FWIW, I would recommend using the gems instead of the plugins. You can put the configs in your config/environments/test.rb as such:
config.gem 'rspec', :version => ">=1.2.6" , :lib => false
config.gem 'rspec-rails', :version => '>=1.2.6', :lib => false
config.gem 'webrat', :version => '>=0.4.4', :lib => false
config.gem 'faker', :version => '>=0.3.1', :lib => 'faker'
config.gem 'notahat-machinist', :version => '>=0.3.1', :lib => 'machinist', :source =>'http://gems.github.com'
The nice thing about gems is that you can include them on a per-environment basis. Plugins load by default in all environments.
I also use webrat, faker, and machinist ... you may want to check these out.
Once you've updated your config file, just:
rake gems RAILS_ENV=test
and you will see that some of the gems are not installed. To install them, either do it manually, or let Rails help out:
rake gems:install RAILS_ENV=test
Finally, when you want to generate a controller and spec, just:
ruby script/generate rspec_controller some_controller_name
and when you want a model and spec:
ruby script/generate rspec_model some_model_name

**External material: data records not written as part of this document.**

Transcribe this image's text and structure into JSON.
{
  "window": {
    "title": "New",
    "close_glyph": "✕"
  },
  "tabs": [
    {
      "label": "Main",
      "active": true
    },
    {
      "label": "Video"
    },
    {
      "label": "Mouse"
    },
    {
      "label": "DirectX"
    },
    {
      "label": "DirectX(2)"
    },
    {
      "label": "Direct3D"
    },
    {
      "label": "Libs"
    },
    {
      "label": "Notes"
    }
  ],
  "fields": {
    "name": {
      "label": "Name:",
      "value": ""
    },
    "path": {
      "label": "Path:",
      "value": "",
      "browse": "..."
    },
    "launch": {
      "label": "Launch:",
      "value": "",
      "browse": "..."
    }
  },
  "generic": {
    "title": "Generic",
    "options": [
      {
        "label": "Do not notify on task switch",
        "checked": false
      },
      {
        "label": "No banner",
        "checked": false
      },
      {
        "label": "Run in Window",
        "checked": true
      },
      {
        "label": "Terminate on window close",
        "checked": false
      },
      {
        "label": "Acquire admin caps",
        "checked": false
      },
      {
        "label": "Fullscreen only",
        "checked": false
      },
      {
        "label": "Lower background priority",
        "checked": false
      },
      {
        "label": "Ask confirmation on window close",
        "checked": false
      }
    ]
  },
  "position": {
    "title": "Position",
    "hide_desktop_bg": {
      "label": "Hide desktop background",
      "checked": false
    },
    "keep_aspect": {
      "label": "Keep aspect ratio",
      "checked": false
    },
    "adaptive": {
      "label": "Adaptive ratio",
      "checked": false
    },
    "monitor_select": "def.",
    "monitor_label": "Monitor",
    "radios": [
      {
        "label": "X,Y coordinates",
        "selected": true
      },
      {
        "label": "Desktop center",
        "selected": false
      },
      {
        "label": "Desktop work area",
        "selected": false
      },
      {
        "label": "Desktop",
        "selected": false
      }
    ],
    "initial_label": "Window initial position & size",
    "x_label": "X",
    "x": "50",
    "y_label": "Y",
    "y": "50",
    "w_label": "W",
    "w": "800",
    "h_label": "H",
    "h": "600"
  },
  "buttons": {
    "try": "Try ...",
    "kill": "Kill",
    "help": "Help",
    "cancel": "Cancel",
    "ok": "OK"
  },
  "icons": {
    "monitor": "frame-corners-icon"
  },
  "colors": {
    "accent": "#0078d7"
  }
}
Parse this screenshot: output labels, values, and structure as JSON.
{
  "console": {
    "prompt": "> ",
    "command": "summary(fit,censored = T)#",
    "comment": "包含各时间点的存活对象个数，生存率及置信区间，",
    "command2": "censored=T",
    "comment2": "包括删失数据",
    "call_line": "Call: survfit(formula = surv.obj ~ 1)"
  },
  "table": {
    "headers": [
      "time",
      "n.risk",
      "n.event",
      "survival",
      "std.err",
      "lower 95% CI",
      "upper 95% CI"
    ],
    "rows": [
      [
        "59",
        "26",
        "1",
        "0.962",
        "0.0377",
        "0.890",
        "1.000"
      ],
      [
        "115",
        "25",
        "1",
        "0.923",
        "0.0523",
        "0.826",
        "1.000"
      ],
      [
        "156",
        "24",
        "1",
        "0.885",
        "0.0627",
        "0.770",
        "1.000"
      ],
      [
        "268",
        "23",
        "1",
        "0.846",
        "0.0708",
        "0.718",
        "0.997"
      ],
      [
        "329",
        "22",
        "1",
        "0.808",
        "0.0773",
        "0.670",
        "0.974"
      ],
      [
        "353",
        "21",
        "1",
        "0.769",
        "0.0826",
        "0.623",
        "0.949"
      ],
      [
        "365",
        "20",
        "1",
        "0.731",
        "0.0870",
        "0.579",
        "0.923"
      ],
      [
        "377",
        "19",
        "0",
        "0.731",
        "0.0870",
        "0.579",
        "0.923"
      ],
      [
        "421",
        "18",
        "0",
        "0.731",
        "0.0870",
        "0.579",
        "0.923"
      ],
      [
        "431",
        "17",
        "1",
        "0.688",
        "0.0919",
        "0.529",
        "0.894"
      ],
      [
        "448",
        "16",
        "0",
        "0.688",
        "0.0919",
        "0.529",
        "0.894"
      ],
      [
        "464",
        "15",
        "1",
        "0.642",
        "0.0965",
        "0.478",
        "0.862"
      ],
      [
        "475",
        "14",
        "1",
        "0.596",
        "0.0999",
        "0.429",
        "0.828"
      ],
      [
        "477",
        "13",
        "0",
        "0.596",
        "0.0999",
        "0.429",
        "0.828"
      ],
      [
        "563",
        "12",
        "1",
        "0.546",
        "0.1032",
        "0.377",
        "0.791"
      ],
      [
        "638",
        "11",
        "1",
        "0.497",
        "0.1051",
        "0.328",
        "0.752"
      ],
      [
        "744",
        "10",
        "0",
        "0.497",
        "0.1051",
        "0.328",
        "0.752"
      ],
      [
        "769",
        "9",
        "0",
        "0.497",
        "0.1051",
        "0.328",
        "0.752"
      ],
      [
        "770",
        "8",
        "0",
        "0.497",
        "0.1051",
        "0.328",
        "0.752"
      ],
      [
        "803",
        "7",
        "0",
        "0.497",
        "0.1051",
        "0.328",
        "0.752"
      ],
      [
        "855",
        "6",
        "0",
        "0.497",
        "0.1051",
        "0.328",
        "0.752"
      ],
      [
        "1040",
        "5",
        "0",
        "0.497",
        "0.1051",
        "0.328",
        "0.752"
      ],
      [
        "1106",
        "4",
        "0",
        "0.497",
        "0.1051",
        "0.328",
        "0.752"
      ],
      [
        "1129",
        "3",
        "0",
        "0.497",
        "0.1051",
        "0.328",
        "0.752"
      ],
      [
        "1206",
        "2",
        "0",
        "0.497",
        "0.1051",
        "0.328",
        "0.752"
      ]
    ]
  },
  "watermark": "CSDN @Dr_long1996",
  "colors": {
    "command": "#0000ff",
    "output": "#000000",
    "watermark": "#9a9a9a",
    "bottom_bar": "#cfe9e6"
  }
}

These aren't scaffolding generators; they just create the empty spec files and they don't clutter up your test directory with tests you won't use because you're writing specs instead.